_Problem requirements_.
When a line of the entries below contains "Offline", it counts once; state how many such lines there are and nothing else.

━━━━━━━━

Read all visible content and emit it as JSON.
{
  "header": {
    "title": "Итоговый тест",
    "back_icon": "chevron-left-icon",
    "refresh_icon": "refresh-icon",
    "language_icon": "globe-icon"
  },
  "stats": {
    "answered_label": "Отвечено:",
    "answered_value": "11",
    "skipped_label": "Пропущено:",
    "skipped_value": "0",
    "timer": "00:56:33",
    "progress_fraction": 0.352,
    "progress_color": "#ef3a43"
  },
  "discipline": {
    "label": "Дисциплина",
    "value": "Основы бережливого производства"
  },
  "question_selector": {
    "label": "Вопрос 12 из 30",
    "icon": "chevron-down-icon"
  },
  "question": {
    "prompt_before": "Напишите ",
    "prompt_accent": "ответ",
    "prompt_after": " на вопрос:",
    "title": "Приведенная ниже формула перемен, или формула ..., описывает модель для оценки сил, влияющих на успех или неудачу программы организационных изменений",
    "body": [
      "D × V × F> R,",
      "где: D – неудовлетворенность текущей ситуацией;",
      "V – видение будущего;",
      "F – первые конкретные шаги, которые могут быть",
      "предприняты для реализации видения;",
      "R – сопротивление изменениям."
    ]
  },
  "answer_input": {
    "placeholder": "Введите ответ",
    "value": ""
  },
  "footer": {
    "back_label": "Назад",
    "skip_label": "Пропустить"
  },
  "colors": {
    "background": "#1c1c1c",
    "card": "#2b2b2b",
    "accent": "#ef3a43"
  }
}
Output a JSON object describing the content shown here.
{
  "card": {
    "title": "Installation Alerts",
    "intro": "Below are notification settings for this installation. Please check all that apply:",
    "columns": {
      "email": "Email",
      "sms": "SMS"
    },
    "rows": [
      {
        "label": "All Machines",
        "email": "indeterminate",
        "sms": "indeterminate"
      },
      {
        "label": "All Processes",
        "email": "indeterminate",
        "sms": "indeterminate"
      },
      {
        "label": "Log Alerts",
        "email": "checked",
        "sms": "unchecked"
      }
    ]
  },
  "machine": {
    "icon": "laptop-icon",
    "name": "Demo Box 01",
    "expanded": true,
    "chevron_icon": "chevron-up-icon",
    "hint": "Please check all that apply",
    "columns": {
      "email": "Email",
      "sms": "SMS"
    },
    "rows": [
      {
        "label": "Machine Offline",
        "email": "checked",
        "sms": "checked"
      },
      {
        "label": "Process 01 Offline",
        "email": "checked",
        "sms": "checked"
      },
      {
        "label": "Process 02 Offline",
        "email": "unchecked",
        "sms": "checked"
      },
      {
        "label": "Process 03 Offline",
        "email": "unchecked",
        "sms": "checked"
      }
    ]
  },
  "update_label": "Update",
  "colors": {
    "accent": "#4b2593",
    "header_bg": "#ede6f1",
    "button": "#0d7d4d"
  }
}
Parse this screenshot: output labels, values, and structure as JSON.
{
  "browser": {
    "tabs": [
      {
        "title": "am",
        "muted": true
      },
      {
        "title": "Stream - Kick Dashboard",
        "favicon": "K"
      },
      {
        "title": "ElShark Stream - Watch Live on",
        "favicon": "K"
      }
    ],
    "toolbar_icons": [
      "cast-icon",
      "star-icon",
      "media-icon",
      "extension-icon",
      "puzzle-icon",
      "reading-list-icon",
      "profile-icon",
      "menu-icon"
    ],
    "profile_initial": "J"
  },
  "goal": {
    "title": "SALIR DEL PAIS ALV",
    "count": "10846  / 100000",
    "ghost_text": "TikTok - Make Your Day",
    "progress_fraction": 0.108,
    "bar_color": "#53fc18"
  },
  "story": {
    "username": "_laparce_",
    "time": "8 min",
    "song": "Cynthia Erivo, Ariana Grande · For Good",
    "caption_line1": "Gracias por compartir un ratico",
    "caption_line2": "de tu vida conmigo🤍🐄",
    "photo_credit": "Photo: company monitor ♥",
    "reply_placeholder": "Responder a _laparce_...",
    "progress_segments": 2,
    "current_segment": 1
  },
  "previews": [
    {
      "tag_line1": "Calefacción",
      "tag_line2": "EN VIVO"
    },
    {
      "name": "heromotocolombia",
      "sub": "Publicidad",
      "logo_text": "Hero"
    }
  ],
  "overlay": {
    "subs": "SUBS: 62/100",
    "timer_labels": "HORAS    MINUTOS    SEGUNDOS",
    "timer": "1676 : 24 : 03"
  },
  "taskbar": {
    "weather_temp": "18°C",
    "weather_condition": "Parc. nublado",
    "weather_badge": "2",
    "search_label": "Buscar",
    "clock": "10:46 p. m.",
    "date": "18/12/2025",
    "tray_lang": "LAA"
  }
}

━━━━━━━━

_Finished exercise_.
4